After the Old Testament Reading, there is a reading from one of the Psalms. In high mass at my church, the Psalm is sung by a member of the choir. In a more traditional service, the Psalm may be read aloud by the congregation. Sometimes the Psalm is read or sung responsively: One person sings or speaks one verse, and the congregation responds by singing or speaking aloud the verse that follows.
Next is a reading from the New Testament, usually from Hebrews. Again, the reading is relevant to the birth of Christ. At the end of the reading, we say, "Praise be to God."
Everyone then stands and we sing a few verses from another Christmas carol before the reading from the Gospel. The reading of the Old Testament and the Psalms (if they're read aloud) take place at a lectern at the front of the church. For the reading of the Gospel, the priest walks down the aisle toward the center of the church during the singing of the hymn or carol. After we sing 1-3 verses, he reads from the Book of Luke in the New Testament. At the end of the Gospel reading, we say, "Praise be to Christ."
The sermon is next, presented by the priest at the front of the church. For Christmas Eve mass, it tends be short and a reflection about the birth of Christ. We sit during the sermon.
Once the sermon is concluded, we stand and recite the Nicene Creed, which is a statement of our beliefs. I think the Catholic church uses the same statement. Then we kneel again while prayers are offered by a lay reader and/or members of the congregation for the world, the departed, and for those who are close to us. When these are concluded, the priest may direct to congregation to stand or kneel while read aloud the general Confession. After the confession, we exchange the Peace. The priest says, "Peace be with you." We respond by offering him peace and turning to our neighbors to greet them and exchange offerings of peace.
We sit and the choir sings or another group performs while the collection is taken. A collection plate is passed among the pews and members can choose to place a donation in the plate. We stand again when the offering is brought to the altar. Sometimes a hymn is sung during the presentation of the offering.
Still standing, we begin the service of Communion, which starts with a prayer called The Great Thanksgiving. Then we sing the Sanctus (also used in the Catholic Church). We then stand or kneel while the priest recites the story of Jesus of how God sent Jesus for our redemption. This recalls the New Testament story of Jesus sharing the bread and wine, saying, "Take, eat, this is my body, which is given for you." and "Take, drink, this is my blood, which is shed for you and your sins." Afterward, we sing or say the Lord's prayer together. We remain kneeling or standing while the priest calls up to the altar to partake of the bread and wine (Communion). Members of the congregation are led to the altar to kneel and take a Communion wafer and drink the wine (real wine) from a single shared cup.
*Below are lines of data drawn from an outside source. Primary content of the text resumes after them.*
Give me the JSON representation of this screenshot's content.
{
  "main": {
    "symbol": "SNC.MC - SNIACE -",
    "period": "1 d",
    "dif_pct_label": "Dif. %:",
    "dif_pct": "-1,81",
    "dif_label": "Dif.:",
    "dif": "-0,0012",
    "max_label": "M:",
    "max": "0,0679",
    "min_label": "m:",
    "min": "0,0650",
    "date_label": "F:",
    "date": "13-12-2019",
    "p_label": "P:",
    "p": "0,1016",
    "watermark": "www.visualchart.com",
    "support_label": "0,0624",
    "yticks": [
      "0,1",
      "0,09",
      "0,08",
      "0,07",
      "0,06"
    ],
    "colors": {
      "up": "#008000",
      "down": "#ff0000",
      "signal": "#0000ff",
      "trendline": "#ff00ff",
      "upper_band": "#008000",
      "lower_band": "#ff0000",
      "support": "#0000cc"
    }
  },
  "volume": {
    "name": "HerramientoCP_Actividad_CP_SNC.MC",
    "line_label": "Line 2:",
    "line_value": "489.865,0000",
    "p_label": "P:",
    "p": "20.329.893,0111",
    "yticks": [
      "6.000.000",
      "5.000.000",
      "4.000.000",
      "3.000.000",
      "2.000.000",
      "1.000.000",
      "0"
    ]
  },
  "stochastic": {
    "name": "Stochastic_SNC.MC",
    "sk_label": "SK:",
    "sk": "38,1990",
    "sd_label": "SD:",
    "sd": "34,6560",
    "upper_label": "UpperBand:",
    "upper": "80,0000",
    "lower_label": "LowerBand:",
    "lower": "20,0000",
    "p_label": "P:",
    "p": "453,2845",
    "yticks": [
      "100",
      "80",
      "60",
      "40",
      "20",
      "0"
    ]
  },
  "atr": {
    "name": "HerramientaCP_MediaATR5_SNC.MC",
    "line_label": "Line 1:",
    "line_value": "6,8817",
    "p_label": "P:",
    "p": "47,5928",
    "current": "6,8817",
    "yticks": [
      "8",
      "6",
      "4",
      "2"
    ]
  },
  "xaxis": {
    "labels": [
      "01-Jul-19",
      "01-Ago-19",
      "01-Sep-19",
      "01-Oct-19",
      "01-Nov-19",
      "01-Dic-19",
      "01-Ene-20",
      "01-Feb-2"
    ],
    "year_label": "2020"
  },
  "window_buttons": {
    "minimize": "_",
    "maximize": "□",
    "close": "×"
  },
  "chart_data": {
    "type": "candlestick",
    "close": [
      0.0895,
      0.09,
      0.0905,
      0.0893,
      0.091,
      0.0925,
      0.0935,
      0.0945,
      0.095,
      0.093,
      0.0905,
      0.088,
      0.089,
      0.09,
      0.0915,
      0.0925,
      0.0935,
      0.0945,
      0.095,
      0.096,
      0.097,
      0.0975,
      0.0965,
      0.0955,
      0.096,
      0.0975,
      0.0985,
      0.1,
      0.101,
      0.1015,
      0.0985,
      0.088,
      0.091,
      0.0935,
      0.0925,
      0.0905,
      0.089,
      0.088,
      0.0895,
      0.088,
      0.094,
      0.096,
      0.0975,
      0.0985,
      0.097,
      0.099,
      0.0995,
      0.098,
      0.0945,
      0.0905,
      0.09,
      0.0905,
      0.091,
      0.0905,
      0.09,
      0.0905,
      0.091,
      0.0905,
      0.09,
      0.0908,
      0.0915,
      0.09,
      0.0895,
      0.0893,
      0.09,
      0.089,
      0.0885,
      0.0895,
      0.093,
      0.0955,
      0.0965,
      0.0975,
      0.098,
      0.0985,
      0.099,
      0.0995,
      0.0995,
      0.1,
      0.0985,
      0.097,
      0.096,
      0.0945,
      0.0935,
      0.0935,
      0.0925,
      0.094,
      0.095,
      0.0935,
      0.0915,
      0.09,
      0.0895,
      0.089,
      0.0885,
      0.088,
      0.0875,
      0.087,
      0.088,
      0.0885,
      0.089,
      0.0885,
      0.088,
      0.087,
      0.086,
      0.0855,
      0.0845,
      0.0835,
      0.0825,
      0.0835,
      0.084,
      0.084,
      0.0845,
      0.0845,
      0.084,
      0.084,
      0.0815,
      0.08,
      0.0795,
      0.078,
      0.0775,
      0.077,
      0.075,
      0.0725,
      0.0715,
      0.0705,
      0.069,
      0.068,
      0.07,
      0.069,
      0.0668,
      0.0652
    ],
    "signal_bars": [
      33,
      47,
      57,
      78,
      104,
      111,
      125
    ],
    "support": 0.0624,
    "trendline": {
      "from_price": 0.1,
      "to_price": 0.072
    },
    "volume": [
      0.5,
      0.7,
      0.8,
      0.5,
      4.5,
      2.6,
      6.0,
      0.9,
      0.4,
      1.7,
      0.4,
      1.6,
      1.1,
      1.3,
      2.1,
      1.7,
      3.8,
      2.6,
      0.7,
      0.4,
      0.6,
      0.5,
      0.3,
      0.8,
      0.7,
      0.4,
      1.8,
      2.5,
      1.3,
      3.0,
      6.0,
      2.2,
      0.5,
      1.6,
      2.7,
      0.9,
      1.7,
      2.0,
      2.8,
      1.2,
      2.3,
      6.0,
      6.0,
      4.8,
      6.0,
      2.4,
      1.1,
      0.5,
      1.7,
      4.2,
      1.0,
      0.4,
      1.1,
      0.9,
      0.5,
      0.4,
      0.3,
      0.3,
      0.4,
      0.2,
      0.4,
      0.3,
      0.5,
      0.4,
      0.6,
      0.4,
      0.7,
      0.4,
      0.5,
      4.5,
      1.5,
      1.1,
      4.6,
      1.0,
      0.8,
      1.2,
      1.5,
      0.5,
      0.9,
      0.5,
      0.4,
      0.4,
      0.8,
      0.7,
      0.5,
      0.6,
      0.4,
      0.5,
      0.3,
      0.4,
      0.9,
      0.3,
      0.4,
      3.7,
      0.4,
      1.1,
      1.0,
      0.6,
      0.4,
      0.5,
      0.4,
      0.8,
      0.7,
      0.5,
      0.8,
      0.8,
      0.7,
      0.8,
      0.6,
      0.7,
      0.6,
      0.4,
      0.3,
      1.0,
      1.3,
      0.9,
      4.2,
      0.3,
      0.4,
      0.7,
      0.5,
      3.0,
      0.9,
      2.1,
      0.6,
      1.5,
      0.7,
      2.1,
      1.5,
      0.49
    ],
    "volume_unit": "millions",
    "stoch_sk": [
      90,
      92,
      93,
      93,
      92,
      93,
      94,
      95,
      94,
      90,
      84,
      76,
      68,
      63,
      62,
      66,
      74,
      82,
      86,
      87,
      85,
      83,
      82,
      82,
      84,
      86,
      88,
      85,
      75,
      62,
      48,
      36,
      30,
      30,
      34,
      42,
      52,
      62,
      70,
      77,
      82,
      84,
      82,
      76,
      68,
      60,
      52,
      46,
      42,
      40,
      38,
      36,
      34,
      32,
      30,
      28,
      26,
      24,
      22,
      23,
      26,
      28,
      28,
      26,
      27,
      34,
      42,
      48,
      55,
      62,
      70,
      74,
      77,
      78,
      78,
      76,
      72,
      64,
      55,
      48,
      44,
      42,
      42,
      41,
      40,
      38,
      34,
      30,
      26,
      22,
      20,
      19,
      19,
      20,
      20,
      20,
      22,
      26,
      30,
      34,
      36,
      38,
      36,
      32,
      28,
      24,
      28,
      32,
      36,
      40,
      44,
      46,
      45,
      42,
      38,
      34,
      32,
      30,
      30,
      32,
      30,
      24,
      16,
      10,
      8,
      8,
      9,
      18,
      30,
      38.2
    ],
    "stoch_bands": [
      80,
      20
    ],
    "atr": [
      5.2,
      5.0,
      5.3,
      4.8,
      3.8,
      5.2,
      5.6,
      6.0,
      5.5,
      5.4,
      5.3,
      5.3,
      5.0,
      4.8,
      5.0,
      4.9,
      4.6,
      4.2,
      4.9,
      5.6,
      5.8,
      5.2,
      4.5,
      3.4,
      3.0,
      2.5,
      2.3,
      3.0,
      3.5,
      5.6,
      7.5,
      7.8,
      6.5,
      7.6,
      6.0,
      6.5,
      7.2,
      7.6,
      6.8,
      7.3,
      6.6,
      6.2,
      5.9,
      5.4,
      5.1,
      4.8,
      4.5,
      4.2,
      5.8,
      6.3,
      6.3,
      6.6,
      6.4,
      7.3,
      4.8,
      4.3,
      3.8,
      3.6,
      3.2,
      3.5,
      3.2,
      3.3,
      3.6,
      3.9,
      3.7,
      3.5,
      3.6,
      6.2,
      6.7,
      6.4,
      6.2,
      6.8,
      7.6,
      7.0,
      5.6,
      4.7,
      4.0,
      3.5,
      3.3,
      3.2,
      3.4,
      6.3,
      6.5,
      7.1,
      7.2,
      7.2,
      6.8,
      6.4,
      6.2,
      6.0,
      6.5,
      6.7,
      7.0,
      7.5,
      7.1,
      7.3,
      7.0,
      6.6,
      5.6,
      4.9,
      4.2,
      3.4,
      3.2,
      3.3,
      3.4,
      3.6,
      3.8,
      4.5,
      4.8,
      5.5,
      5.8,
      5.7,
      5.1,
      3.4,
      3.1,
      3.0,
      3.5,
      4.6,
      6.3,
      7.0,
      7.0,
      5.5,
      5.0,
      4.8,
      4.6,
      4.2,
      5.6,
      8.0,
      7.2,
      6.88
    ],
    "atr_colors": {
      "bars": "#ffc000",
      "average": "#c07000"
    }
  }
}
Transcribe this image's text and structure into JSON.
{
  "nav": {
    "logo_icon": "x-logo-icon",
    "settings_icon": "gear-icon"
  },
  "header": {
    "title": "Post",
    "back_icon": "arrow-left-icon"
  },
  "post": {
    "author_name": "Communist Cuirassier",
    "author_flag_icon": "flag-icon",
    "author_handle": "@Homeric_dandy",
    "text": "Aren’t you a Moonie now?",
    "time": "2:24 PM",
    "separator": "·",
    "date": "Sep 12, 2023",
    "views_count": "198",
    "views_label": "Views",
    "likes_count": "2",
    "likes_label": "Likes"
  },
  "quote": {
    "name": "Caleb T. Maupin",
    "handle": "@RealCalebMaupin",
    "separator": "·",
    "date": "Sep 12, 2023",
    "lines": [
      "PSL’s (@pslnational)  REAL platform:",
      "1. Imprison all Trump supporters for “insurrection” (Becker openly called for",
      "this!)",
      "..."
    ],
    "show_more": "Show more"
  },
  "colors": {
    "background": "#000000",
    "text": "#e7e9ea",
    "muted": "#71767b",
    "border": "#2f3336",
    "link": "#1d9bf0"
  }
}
The choir or another musical group performs while this is taking place. Once we receive Communion, we return to our seats.
When everyone has received Communion, we read aloud the Prayer of Thanksgiving. During Christmas Eve mass, the lights in the church are lowered then and the congregation sings "Silent Night." Some people kneel. I've also been in churches where candles are passed and lit during the singing of "Silent Night." It's now close to midnight.
There is a moment of silence after the singing. The lights are brought up and the priest dismisses us. We sing a final carol, often "Hark the Herald Angels Sing" or "Joy to the World," and the recession of priests, acolytes, choir, etc. leave the church with the congregation following them. That's the end of the service.
Although my church doesn't do this, I used to belong to an Episcopal Church that hosted a feast after midnight Mass, which was a lot of fun. The children brought sleeping bags to the parish hall and held their own short service during the mass and then went to sleep. We then woke everyone up at the end of the adult mass and stuffed our faces before going home to bed.
Hope that answers your questions. Sorry it was so long!